EXTRACTED ENTRIES
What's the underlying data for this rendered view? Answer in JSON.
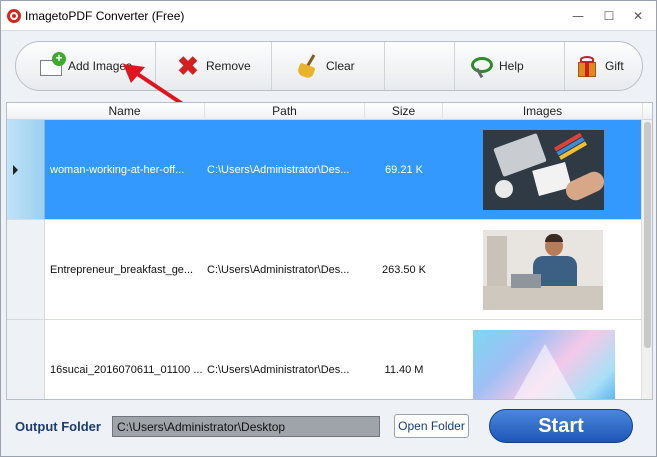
{
  "window": {
    "title": "ImagetoPDF Converter (Free)",
    "controls": {
      "minimize": "—",
      "maximize": "☐",
      "close": "✕"
    }
  },
  "toolbar": {
    "add_label": "Add Images",
    "remove_label": "Remove",
    "clear_label": "Clear",
    "help_label": "Help",
    "gift_label": "Gift"
  },
  "grid": {
    "columns": [
      "Name",
      "Path",
      "Size",
      "Images"
    ],
    "rows": [
      {
        "name": "woman-working-at-her-off...",
        "path": "C:\\Users\\Administrator\\Des...",
        "size": "69.21 K",
        "selected": true
      },
      {
        "name": "Entrepreneur_breakfast_ge...",
        "path": "C:\\Users\\Administrator\\Des...",
        "size": "263.50 K",
        "selected": false
      },
      {
        "name": "16sucai_2016070611_01100 ...",
        "path": "C:\\Users\\Administrator\\Des...",
        "size": "11.40 M",
        "selected": false
      }
    ]
  },
  "output": {
    "label": "Output Folder",
    "path": "C:\\Users\\Administrator\\Desktop",
    "open_folder_label": "Open Folder",
    "start_label": "Start"
  },
  "colors": {
    "selection": "#3399ff",
    "start_button": "#2a62c4",
    "output_label": "#1f3c6e",
    "annotation_arrow": "#e0141e"
  },
  "icons": [
    "app-logo-icon",
    "add-images-icon",
    "remove-x-icon",
    "broom-icon",
    "help-icon",
    "gift-icon"
  ]
}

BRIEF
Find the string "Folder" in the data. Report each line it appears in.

TASK RESULT
    "label": "Output Folder",
    "open_folder_label": "Open Folder",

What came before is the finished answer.